8th January, 2015
Nigeria’s President Goodluck Jonathan on Thursday formally began his campaign for re-election, taking the fight to a key opposition stronghold with a mass rally.
The meeting in Lagos comes as Jonathan’s Peoples Democratic Party (PDP) mounts increasingly personal attacks on his main challenger as well as lingering doubts about whether the vote will even hold.
Nigerians are due to elect a new president on February 14 but there are fears that polling could be ruled out in swathes of the country’s northeast because of sustained Boko Haram violence.
The electoral body in Africa’s leading economy and most populous nation maintains, however, that there were no plans to postpone the vote.
Sirens from convoys of politicians and dignitaries blared in and around the rally venue on Lagos Island from early morning in Lagos and commuter traffic backed up as delegates began arriving.
All roads to the venue were cordoned off and armed soldiers and police searched the crowds, many of them dressed in the PDP colours of red, white and green.
– Smear campaign –
Jonathan, 57-year-old southern Christian, is pushing for a second, four-year term, calling for more time to build on his first and complete his “transformation agenda”.
“Goodwork in progress… Vote goodwork… vote Goodluck,” proclaimed two-page advertisements in national newspapers on Thursday.

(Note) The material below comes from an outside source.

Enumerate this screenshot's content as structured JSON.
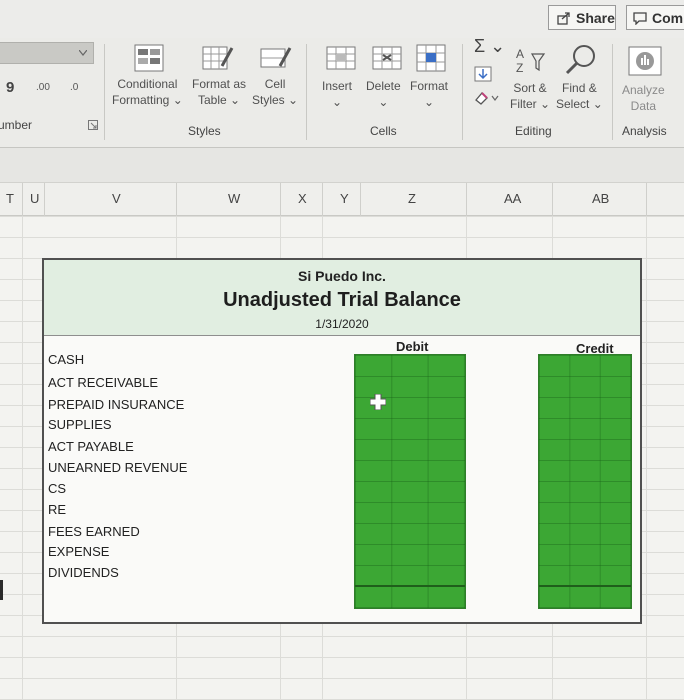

But the main opposition All Progressives Congress (APC) denounces Jonathan’s presidency as a failure, highlighting his inability to end the Islamist insurgency and tackle endemic corruption.
Nigeria, Africa’s top oil producer, is also reeling from a fall in global crude prices that has forced a revision of the 2015 budget estimates and a devaluation of the currency against the US dollar.
“Under his watch, Nigeria has become No 1 in broken promises,” read one newspaper advertisement supporting the APC candidate Muhammadu Buhari.
In the world of Nigerian politics, where personalities count as much as ethnic and religious identity, the campaign has predictably descended into a smear campaign.
On Wednesday, Jonathan’s campaign chief Femi Fani-Kayode described former military ruler Buhari as a “great danger” for the unity of the country.
The 72-year-old from the Muslim-majority north, who is standing for the presidency for the fourth time since 1999, “represents a return to an ugly past which is best forgotten”, he said.
He also questioned Buhari’s democratic credentials and described his record in public office as “shameful and disastrous”.
Buhari ousted civilian president Shehu Shagari in a military coup in 1983 and his 18-month rule was characterised by a hardline stance on corruption.
“We do not believe that Nigeria ought to be run by a man that is not capable of tolerating dissent or by a political party like the APC that has no sense of remorse, restraint or decency,” he added.
– Politically motivated –
The APC, a coalition of opposition parties, is seen as having its best chance of winning power since Nigeria returned to civilian rule 16 years ago and said the PDP was running scared.
“The real danger to democracy in Nigeria is Jonathan,” party spokesman Lai Mohammed told AFP. “Before he came into office in 2010, Nigeria was a united country. But it is no more now…
“(Buhari) is also a good party man. The orgy of violence, armed robbery, killings, kidnappings and other forms of crime under Jonathan’s watch is unprecedented in the history of Nigeria.
“We have more than 20,000 square kilometres (7,720 square miles) of our land now occupied by Boko Haram.”
The opposition has previously denounced a secret police raid on its Lagos offices and the teargassing of opposition lawmakers outside parliament last year as politically motivated.
Nigerian elections have been characterised by political violence and there have been warnings that this year’s vote could be no different.
This week, the APC claimed that Buhari supporters were shot as they made their way to a rally in the southern oil city of Port Harcourt on Tuesday.